Data supplied below:

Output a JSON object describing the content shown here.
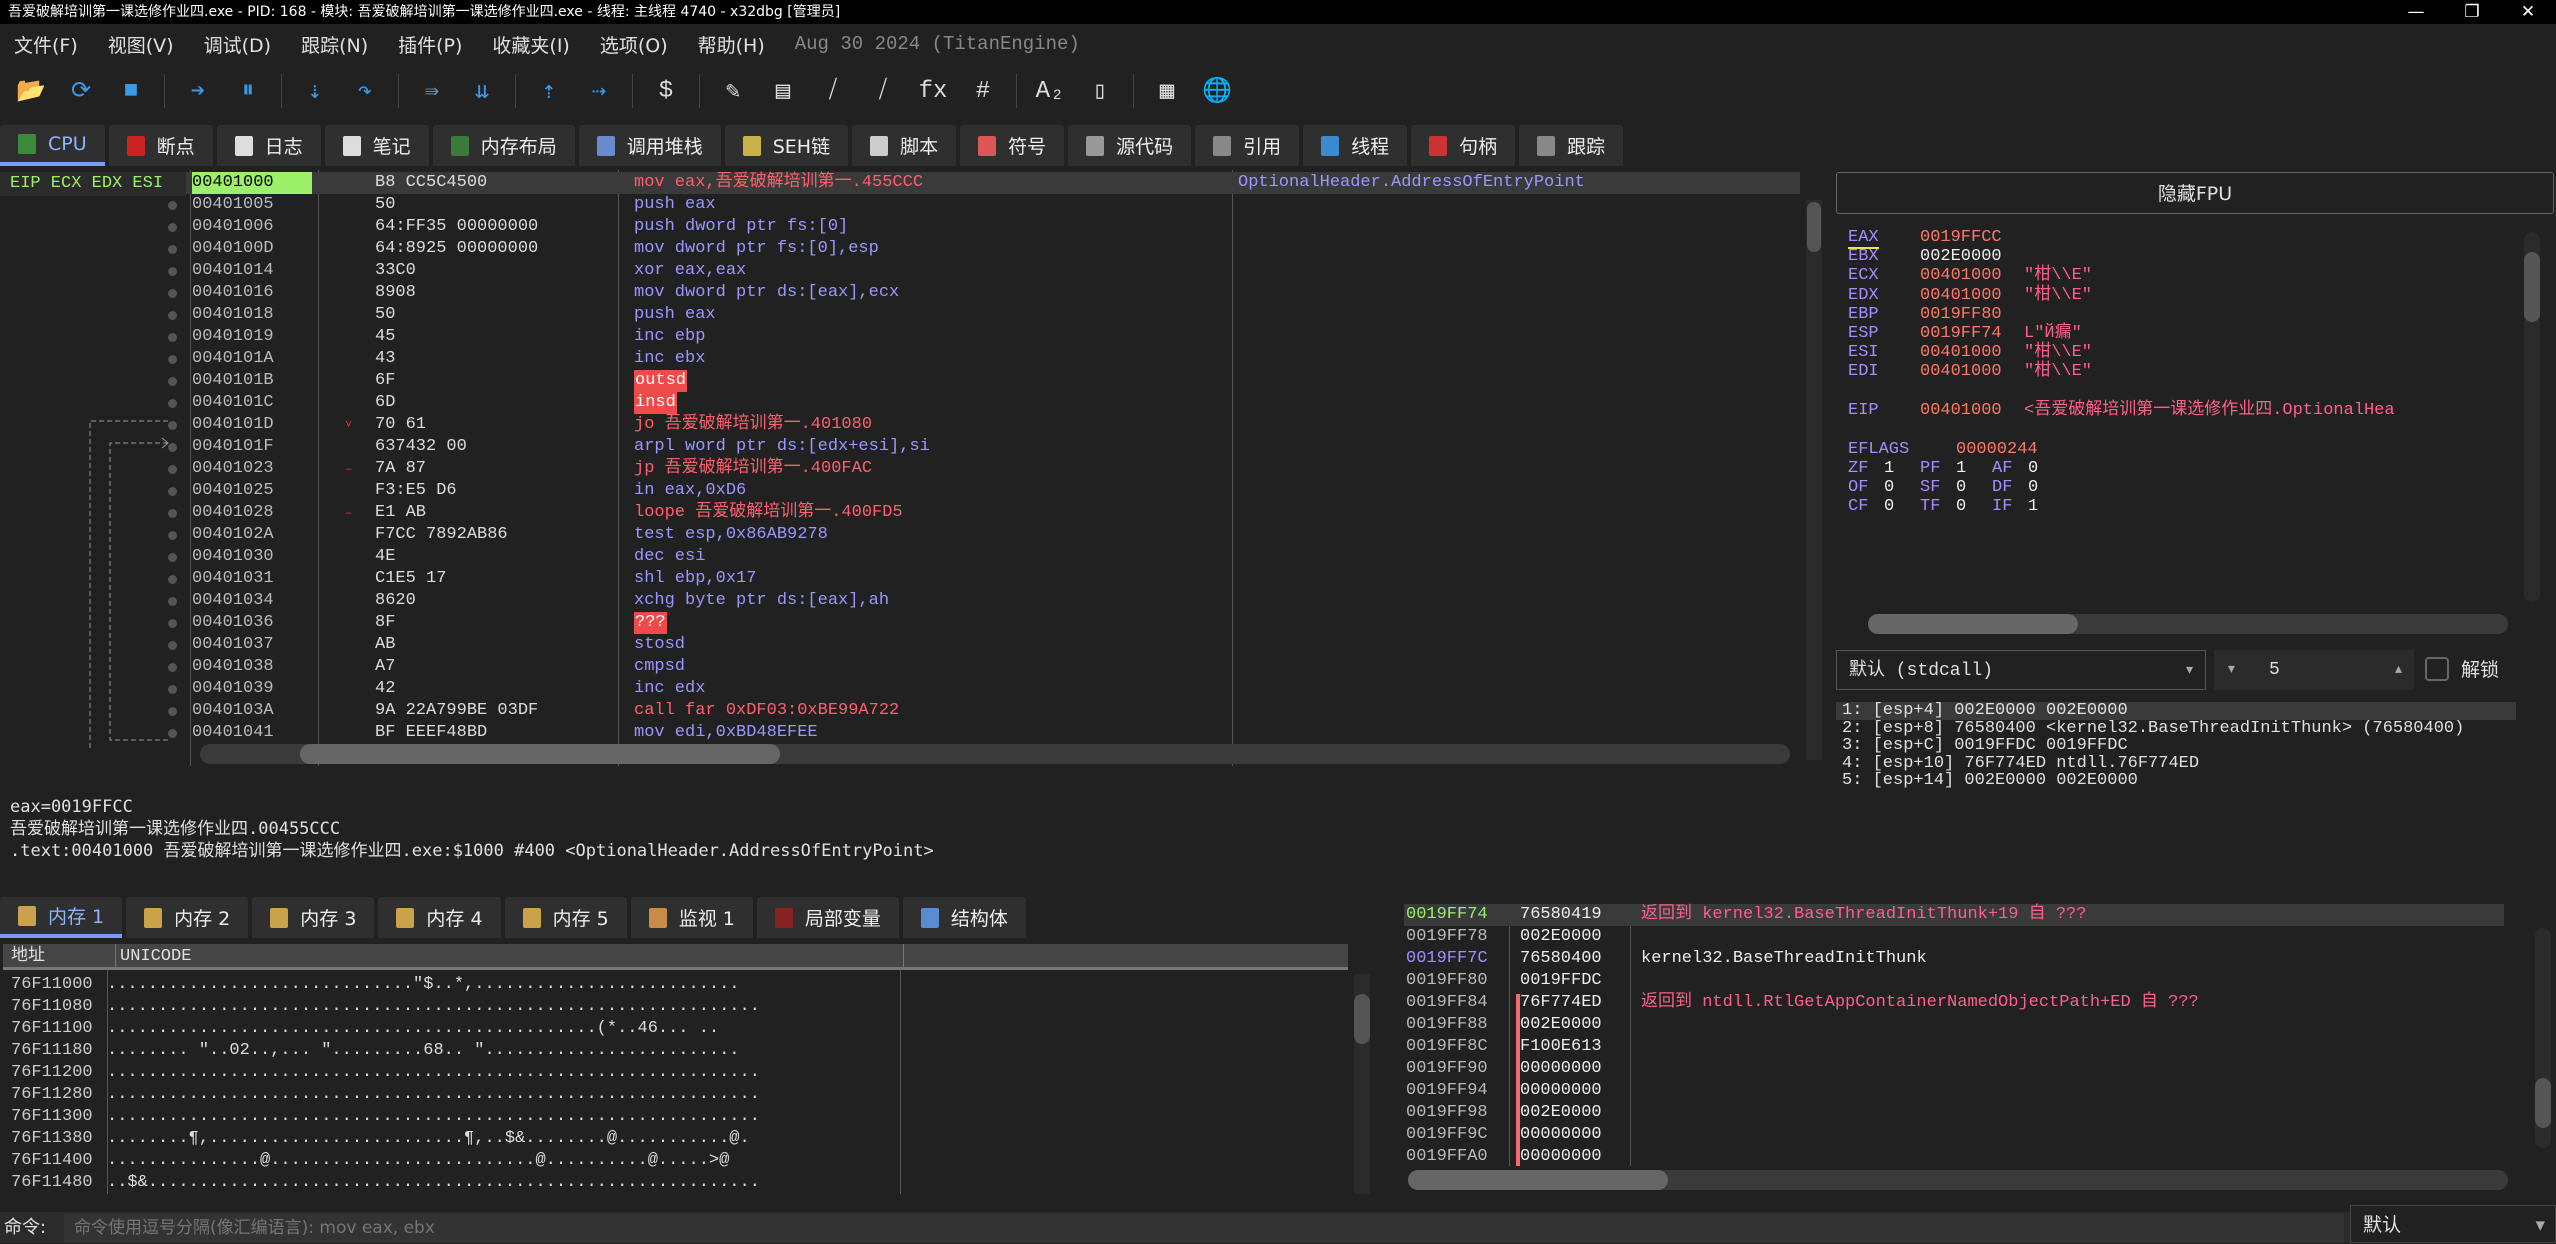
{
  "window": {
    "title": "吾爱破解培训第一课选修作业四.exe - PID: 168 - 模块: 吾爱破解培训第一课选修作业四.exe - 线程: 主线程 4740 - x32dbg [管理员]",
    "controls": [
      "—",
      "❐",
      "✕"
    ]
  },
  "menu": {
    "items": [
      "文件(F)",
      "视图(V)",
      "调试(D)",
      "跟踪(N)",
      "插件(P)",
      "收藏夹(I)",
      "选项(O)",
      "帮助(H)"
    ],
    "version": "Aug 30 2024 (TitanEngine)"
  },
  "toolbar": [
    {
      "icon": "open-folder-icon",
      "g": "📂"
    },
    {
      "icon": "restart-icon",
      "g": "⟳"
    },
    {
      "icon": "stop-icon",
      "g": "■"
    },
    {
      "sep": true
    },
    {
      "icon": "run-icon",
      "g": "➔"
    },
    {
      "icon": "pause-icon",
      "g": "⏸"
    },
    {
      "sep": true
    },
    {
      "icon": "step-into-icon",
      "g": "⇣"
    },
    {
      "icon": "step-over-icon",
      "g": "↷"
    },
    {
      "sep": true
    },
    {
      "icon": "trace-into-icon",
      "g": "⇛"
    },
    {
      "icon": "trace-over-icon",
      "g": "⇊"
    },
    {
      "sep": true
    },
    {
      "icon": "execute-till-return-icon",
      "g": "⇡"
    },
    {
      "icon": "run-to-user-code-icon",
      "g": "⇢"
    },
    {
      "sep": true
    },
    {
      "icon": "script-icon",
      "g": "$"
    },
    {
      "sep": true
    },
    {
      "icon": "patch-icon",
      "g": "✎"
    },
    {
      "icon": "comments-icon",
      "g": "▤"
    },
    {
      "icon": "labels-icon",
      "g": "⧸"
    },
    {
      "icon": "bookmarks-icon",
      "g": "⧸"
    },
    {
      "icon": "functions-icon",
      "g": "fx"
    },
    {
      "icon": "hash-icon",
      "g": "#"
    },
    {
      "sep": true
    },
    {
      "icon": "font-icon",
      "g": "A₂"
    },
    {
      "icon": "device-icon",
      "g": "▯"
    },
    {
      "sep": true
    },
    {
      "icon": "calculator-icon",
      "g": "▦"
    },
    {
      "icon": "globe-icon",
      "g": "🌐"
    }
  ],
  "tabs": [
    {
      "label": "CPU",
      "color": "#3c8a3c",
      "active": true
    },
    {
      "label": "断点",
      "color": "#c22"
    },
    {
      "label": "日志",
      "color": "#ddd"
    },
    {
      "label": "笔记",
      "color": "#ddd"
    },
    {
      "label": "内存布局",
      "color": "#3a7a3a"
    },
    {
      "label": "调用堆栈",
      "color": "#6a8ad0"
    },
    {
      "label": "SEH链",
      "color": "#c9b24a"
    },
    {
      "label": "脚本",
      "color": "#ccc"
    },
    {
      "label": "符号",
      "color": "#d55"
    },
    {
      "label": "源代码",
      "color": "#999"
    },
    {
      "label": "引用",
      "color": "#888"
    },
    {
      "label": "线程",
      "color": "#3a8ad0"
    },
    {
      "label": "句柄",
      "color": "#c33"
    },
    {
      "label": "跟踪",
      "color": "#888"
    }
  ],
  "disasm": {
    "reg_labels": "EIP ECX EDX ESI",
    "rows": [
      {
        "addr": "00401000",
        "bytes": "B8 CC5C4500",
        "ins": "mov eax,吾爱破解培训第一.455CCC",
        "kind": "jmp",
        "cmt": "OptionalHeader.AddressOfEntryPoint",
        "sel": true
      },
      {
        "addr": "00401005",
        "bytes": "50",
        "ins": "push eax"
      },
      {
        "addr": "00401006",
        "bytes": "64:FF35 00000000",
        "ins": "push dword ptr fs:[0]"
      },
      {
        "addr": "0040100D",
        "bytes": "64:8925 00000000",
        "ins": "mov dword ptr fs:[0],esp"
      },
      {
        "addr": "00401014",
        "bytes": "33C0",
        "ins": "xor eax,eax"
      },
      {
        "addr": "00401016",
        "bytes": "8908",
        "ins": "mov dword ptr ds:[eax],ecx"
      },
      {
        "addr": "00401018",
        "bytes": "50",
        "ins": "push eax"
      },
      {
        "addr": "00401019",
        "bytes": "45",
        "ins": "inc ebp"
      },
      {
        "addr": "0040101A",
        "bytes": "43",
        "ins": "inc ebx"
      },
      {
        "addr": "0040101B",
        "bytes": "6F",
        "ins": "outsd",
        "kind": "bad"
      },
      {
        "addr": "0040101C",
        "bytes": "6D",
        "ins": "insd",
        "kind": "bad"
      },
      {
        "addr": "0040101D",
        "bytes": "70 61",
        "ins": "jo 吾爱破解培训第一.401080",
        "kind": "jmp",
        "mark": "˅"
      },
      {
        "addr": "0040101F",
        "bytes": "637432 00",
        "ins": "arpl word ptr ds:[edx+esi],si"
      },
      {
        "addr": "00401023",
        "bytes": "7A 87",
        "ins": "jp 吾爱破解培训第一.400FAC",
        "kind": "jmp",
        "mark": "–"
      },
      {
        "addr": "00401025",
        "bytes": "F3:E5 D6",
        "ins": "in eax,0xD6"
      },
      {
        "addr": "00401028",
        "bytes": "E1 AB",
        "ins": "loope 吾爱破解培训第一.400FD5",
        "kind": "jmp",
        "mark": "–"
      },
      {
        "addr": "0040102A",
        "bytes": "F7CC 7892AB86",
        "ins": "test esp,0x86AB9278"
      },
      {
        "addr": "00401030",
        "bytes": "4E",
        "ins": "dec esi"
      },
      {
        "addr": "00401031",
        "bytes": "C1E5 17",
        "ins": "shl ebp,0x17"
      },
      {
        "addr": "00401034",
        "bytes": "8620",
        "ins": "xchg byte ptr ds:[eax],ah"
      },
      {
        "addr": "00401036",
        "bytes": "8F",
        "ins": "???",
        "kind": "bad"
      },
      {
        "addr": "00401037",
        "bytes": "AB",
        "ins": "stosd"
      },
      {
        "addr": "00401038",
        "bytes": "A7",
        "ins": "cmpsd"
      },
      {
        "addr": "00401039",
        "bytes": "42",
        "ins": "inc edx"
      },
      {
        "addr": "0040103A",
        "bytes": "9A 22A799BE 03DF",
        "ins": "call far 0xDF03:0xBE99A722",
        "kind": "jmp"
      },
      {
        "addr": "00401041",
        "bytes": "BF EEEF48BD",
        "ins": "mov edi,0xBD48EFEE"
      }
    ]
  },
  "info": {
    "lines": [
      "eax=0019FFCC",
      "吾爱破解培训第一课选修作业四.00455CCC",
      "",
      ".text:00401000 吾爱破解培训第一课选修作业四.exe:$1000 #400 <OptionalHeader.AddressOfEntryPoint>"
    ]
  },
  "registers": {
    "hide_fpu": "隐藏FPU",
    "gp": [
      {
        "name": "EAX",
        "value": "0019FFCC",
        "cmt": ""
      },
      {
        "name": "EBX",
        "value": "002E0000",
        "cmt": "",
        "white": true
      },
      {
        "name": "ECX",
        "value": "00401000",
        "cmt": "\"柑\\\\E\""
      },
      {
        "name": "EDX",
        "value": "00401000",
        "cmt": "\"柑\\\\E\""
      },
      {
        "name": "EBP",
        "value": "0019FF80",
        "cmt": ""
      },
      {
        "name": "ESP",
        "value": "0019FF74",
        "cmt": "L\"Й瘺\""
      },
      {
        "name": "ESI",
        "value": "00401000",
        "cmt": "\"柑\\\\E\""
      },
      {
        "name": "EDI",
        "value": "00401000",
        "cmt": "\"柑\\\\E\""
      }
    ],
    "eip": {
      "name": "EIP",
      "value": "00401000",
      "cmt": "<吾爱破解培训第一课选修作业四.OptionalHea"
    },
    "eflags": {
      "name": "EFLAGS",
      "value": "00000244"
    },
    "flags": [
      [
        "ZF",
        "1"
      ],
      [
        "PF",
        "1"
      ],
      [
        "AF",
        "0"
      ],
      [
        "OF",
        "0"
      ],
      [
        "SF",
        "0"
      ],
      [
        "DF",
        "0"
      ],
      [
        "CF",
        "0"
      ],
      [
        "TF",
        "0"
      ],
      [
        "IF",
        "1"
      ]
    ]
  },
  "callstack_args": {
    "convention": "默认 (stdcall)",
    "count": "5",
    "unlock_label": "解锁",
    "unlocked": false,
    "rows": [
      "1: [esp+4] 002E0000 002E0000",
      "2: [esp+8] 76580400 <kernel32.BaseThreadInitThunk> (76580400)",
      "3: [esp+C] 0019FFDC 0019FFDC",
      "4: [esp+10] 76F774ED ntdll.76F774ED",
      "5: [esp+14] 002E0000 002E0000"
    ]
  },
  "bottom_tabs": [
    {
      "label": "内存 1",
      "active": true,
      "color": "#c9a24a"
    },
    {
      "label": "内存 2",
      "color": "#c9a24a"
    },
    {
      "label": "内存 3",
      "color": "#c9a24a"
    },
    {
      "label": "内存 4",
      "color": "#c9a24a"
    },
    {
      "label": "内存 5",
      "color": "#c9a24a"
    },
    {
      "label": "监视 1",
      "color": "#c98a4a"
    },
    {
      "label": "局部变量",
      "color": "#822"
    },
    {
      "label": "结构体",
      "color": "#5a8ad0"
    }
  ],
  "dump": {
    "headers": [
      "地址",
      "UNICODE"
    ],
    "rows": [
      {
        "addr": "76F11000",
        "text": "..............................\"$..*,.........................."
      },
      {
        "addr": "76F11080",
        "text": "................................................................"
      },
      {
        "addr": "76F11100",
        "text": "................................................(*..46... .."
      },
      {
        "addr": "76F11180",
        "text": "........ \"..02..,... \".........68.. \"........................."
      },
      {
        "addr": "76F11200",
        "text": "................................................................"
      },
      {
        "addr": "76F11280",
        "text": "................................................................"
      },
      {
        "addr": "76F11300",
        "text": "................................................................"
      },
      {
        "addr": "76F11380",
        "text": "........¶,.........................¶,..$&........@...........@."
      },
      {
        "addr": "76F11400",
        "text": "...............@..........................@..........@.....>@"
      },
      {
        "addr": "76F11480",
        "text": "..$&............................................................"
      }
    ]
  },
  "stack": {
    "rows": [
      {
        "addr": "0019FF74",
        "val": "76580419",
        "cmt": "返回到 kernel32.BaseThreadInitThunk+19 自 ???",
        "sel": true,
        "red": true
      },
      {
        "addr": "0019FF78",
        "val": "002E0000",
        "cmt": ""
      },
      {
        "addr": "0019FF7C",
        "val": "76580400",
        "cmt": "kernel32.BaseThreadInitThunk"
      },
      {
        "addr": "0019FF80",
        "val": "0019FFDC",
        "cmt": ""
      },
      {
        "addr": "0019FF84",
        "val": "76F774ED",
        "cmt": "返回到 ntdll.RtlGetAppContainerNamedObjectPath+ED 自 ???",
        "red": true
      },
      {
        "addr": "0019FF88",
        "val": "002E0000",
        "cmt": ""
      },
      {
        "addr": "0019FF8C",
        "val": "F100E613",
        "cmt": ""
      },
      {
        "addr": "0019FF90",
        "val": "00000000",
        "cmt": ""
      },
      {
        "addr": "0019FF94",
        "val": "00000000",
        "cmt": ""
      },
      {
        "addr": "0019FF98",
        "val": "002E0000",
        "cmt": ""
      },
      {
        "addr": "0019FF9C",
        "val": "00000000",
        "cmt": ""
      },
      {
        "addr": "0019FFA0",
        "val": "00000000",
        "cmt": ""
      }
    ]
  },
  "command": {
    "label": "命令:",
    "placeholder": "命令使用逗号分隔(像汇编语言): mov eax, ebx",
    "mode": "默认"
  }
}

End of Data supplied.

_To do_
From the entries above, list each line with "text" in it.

_Answer box_
      ".text:00401000 吾爱破解培训第一课选修作业四.exe:$1000 #400 <OptionalHeader.AddressOfEntryPoint>"
        "text": "..............................\"$..*,.........................."
        "text": "................................................................"
        "text": "................................................(*..46... .."
        "text": "........ \"..02..,... \".........68.. \"........................."
        "text": "................................................................"
        "text": "................................................................"
        "text": "................................................................"
        "text": "........¶,.........................¶,..$&........@...........@."
        "text": "...............@..........................@..........@.....>@"
        "text": "..$&............................................................"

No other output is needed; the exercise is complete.